■ Your task ■
From the entries below, copy every line where the string "note" appears.
(Records for this exercise Opens)
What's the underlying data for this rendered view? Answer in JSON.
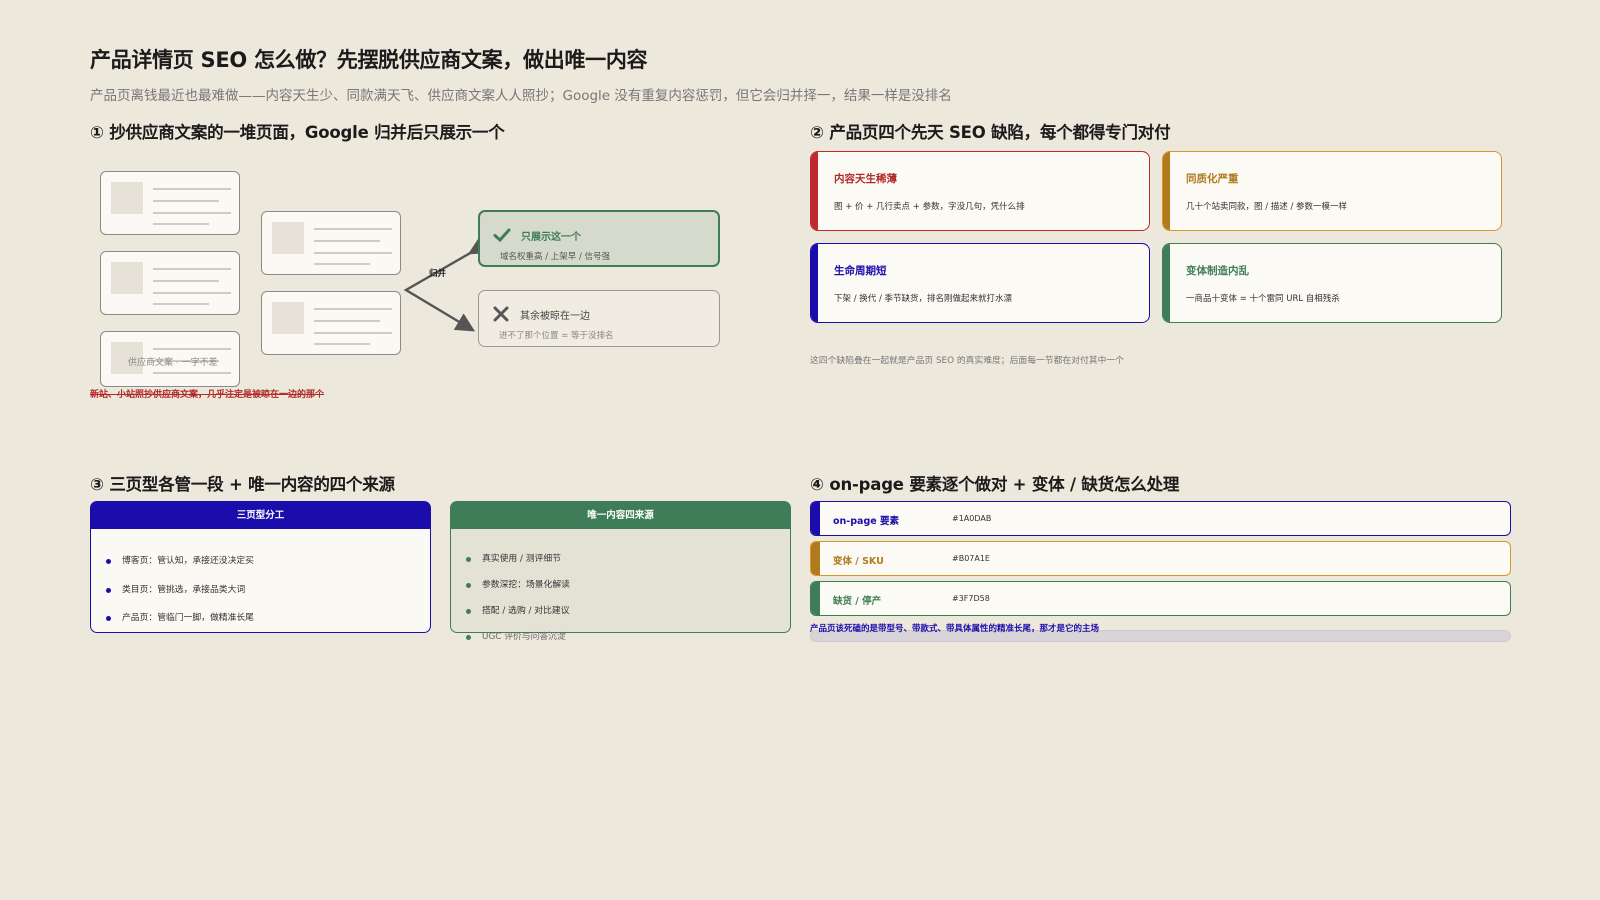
{
  "header": {
    "title": "产品详情页 SEO 怎么做？先摆脱供应商文案，做出唯一内容",
    "subtitle": "产品页离钱最近也最难做——内容天生少、同款满天飞、供应商文案人人照抄；Google 没有重复内容惩罚，但它会归并择一，结果一样是没排名"
  },
  "colors": {
    "blue": "#1A0DAB",
    "gold": "#B07A1E",
    "green": "#3F7D58",
    "red": "#C0282D"
  },
  "section1": {
    "title": "① 抄供应商文案的一堆页面，Google 归并后只展示一个",
    "doc_caption": "供应商文案 · 一字不差",
    "merge_label": "归并",
    "kept": {
      "title": "只展示这一个",
      "note": "域名权重高 / 上架早 / 信号强",
      "icon": "check-icon"
    },
    "folded": {
      "title": "其余被晾在一边",
      "note": "进不了那个位置 = 等于没排名",
      "icon": "cross-icon"
    },
    "note": "新站、小站照抄供应商文案，几乎注定是被晾在一边的那个"
  },
  "section2": {
    "title": "② 产品页四个先天 SEO 缺陷，每个都得专门对付",
    "cards": [
      {
        "title": "内容天生稀薄",
        "desc": "图 + 价 + 几行卖点 + 参数，字没几句，凭什么排"
      },
      {
        "title": "同质化严重",
        "desc": "几十个站卖同款，图 / 描述 / 参数一模一样"
      },
      {
        "title": "生命周期短",
        "desc": "下架 / 换代 / 季节缺货，排名刚做起来就打水漂"
      },
      {
        "title": "变体制造内乱",
        "desc": "一商品十变体 = 十个雷同 URL 自相残杀"
      }
    ],
    "note": "这四个缺陷叠在一起就是产品页 SEO 的真实难度；后面每一节都在对付其中一个"
  },
  "section3": {
    "title": "③ 三页型各管一段 + 唯一内容的四个来源",
    "panel_a": {
      "header": "三页型分工",
      "items": [
        "博客页：管认知，承接还没决定买",
        "类目页：管挑选，承接品类大词",
        "产品页：管临门一脚，做精准长尾"
      ]
    },
    "panel_b": {
      "header": "唯一内容四来源",
      "items": [
        "真实使用 / 测评细节",
        "参数深挖：场景化解读",
        "搭配 / 选购 / 对比建议",
        "UGC 评价与问答沉淀"
      ]
    }
  },
  "section4": {
    "title": "④ on-page 要素逐个做对 + 变体 / 缺货怎么处理",
    "rows": [
      {
        "label": "on-page 要素",
        "value": "#1A0DAB"
      },
      {
        "label": "变体 / SKU",
        "value": "#B07A1E"
      },
      {
        "label": "缺货 / 停产",
        "value": "#3F7D58"
      }
    ],
    "note": "产品页该死磕的是带型号、带款式、带具体属性的精准长尾，那才是它的主场"
  }
}
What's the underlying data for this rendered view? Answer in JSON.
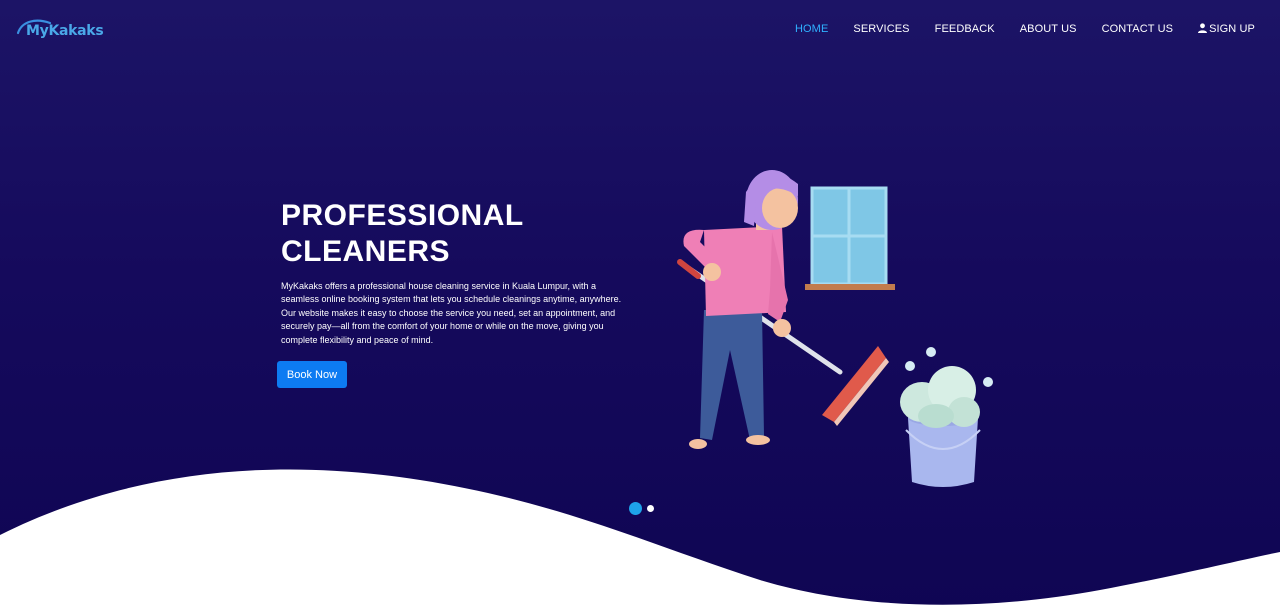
{
  "brand": {
    "name": "MyKakaks"
  },
  "nav": {
    "items": [
      {
        "label": "HOME",
        "active": true
      },
      {
        "label": "SERVICES",
        "active": false
      },
      {
        "label": "FEEDBACK",
        "active": false
      },
      {
        "label": "ABOUT US",
        "active": false
      },
      {
        "label": "CONTACT US",
        "active": false
      }
    ],
    "signup_label": "SIGN UP",
    "signup_icon": "user-icon"
  },
  "hero": {
    "title_line1": "PROFESSIONAL",
    "title_line2": "CLEANERS",
    "description": "MyKakaks offers a professional house cleaning service in Kuala Lumpur, with a seamless online booking system that lets you schedule cleanings anytime, anywhere. Our website makes it easy to choose the service you need, set an appointment, and securely pay—all from the comfort of your home or while on the move, giving you complete flexibility and peace of mind.",
    "cta_label": "Book Now"
  },
  "carousel": {
    "slides": 2,
    "active_index": 0
  },
  "colors": {
    "background": "#150a5c",
    "nav_active": "#2fb0ff",
    "button": "#0d7bf2",
    "dot_active": "#1ea3e9"
  }
}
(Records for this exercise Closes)
■ Expected answer ■
      "note": "域名权重高 / 上架早 / 信号强",
      "note": "进不了那个位置 = 等于没排名",
    "note": "新站、小站照抄供应商文案，几乎注定是被晾在一边的那个"
    "note": "这四个缺陷叠在一起就是产品页 SEO 的真实难度；后面每一节都在对付其中一个"
    "note": "产品页该死磕的是带型号、带款式、带具体属性的精准长尾，那才是它的主场"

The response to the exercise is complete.